Assault Weapons: The Art of the Art of the Possible
by Bob Schwartz
Watching Joe Biden back off the primacy of an assault weapons ban in the curbing of gun violence—following Senator Diane Feinstein’s introduction of exactly that legislation—is discouraging. And it brings to mind Picasso and Pollock, among others.
Politics is said to be the art of the possible. The motto is roughly “we fight the fights we can win.” Very pragmatic, and there is something to commend pragmatism. That won’t be much comfort, though, when well-meaning politicians have to show up at the next inevitable massacre and solemnly announce that they aimed at the possible, and even then settled for half.
Exactly what kind of art is politics?
Here’s a style of art, the kind everybody finds acceptable and can endorse. Who is going to argue about Rembrandt?
Then again, over time there were a number who wanted to argue about and with Rembrandt. By the time the twentieth century rolled around, artists wondered why they had to pay slavish homage to ideas that no longer suited the times. They determined that new ways were not only possible, but that they must be possible.
And so Picasso
and Jackson Pollock
Maybe every progressive politician who is wavering on support for an assault weapons ban needs to visit some museums with modern art; there are plenty in Washington. Then maybe they will discover what real courageous progress is. The possible is limited only by our imagination, spirit and will. That’s the real art.
I’m not sure I’m disappointed, only because it was expected. This administration is nothing if not pragmatic, and they’re not going to let their principles get in the way of making a deal.

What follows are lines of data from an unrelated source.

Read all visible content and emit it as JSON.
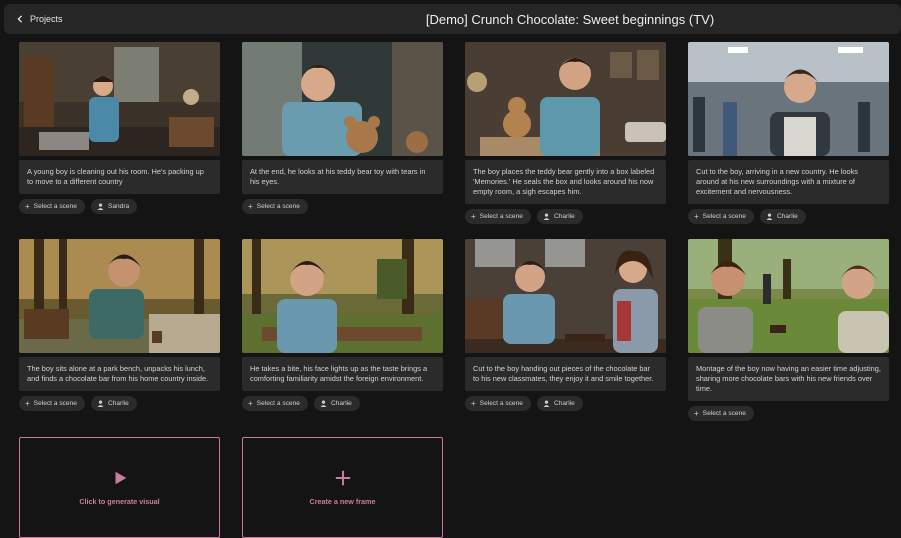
{
  "header": {
    "back_label": "Projects",
    "title": "[Demo] Crunch Chocolate: Sweet beginnings (TV)"
  },
  "frames": [
    {
      "caption": "A young boy is cleaning out his room. He's packing up to move to a different country",
      "scene_label": "Select a scene",
      "character": "Sandra"
    },
    {
      "caption": "At the end, he looks at his teddy bear toy with tears in his eyes.",
      "scene_label": "Select a scene",
      "character": null
    },
    {
      "caption": "The boy places the teddy bear gently into a box labeled 'Memories.' He seals the box and looks around his now empty room, a sigh escapes him.",
      "scene_label": "Select a scene",
      "character": "Charlie"
    },
    {
      "caption": "Cut to the boy, arriving in a new country. He looks around at his new surroundings with a mixture of excitement and nervousness.",
      "scene_label": "Select a scene",
      "character": "Charlie"
    },
    {
      "caption": "The boy sits alone at a park bench, unpacks his lunch, and finds a chocolate bar from his home country inside.",
      "scene_label": "Select a scene",
      "character": "Charlie"
    },
    {
      "caption": "He takes a bite, his face lights up as the taste brings a comforting familiarity amidst the foreign environment.",
      "scene_label": "Select a scene",
      "character": "Charlie"
    },
    {
      "caption": "Cut to the boy handing out pieces of the chocolate bar to his new classmates, they enjoy it and smile together.",
      "scene_label": "Select a scene",
      "character": "Charlie"
    },
    {
      "caption": "Montage of the boy now having an easier time adjusting, sharing more chocolate bars with his new friends over time.",
      "scene_label": "Select a scene",
      "character": null
    }
  ],
  "actions": {
    "generate_visual": "Click to generate visual",
    "new_frame": "Create a new frame"
  },
  "colors": {
    "accent": "#c97ea1",
    "background": "#141414",
    "card": "#2b2b2b",
    "topbar": "#262626"
  }
}
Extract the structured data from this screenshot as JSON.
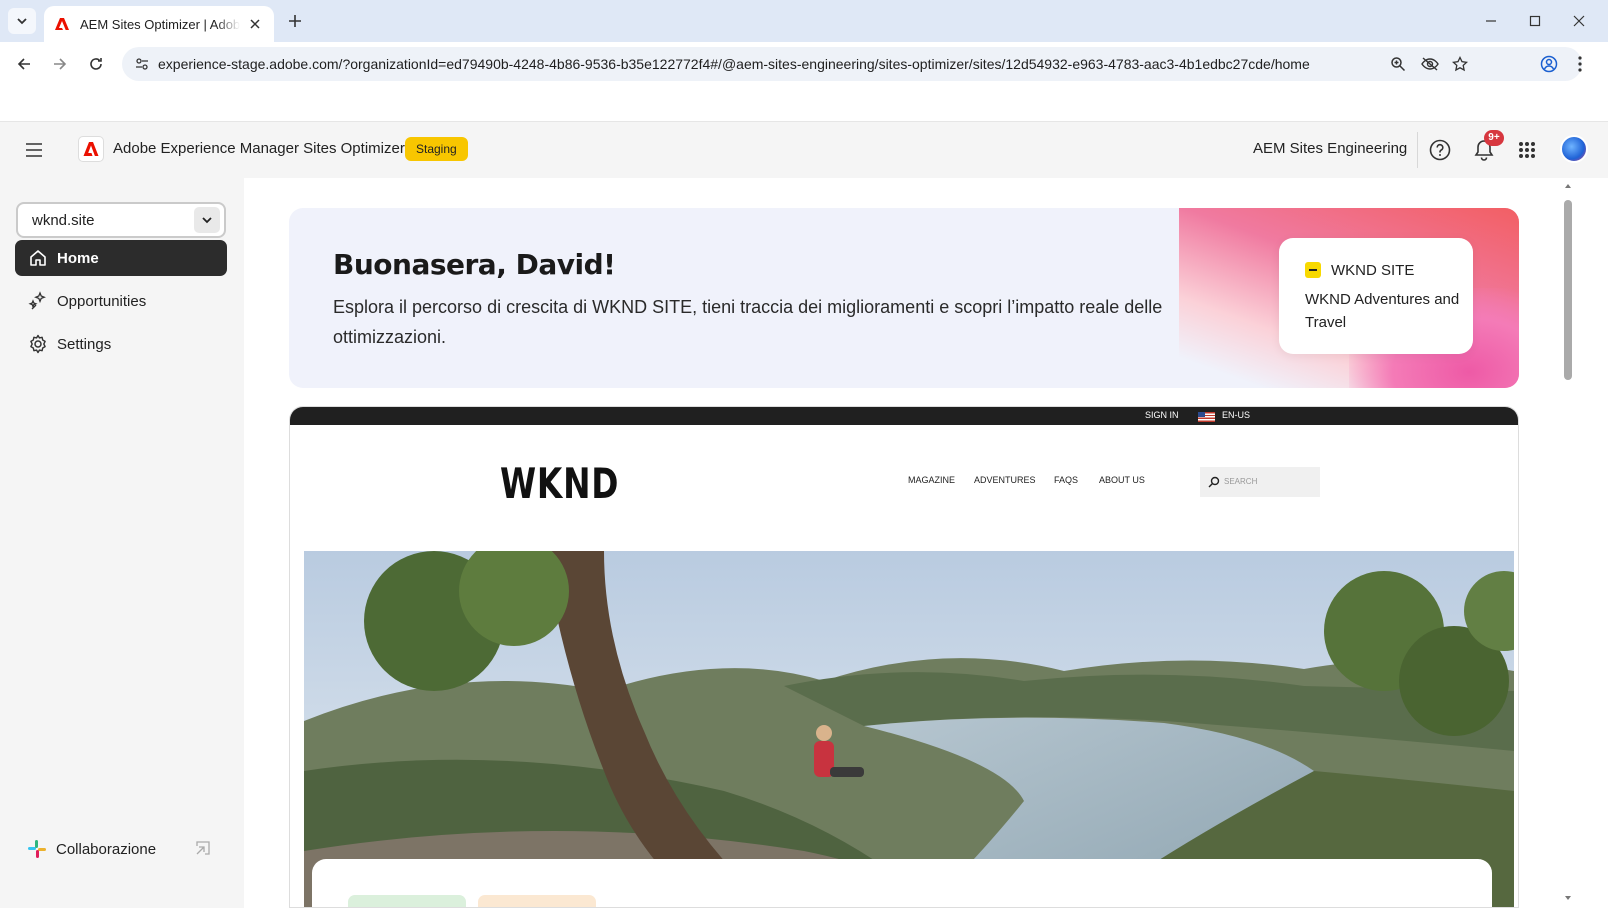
{
  "browser": {
    "tab_title": "AEM Sites Optimizer | Adobe Experience Manager",
    "url": "experience-stage.adobe.com/?organizationId=ed79490b-4248-4b86-9536-b35e122772f4#/@aem-sites-engineering/sites-optimizer/sites/12d54932-e963-4783-aac3-4b1edbc27cde/home"
  },
  "header": {
    "app_title": "Adobe Experience Manager Sites Optimizer",
    "env_badge": "Staging",
    "org_name": "AEM Sites Engineering",
    "notification_count": "9+"
  },
  "sidebar": {
    "site_selector_value": "wknd.site",
    "items": [
      {
        "label": "Home",
        "icon": "home-icon",
        "active": true
      },
      {
        "label": "Opportunities",
        "icon": "sparkle-icon",
        "active": false
      },
      {
        "label": "Settings",
        "icon": "gear-icon",
        "active": false
      }
    ],
    "collaboration_label": "Collaborazione"
  },
  "hero": {
    "greeting": "Buonasera, David!",
    "subtitle": "Esplora il percorso di crescita di WKND SITE, tieni traccia dei miglioramenti e scopri l’impatto reale delle ottimizzazioni.",
    "site_card": {
      "name": "WKND SITE",
      "description": "WKND Adventures and Travel"
    }
  },
  "preview": {
    "sign_in": "SIGN IN",
    "language": "EN-US",
    "logo": "WKND",
    "nav": [
      "MAGAZINE",
      "ADVENTURES",
      "FAQS",
      "ABOUT US"
    ],
    "search_placeholder": "SEARCH"
  },
  "colors": {
    "staging": "#f8c600",
    "active_nav": "#2c2c2c",
    "notification": "#d7373f",
    "adobe_red": "#eb1000"
  }
}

That being said, I think that if they can pass legislation limiting the capacity of gun magazines, it’s a huge step in the right direction.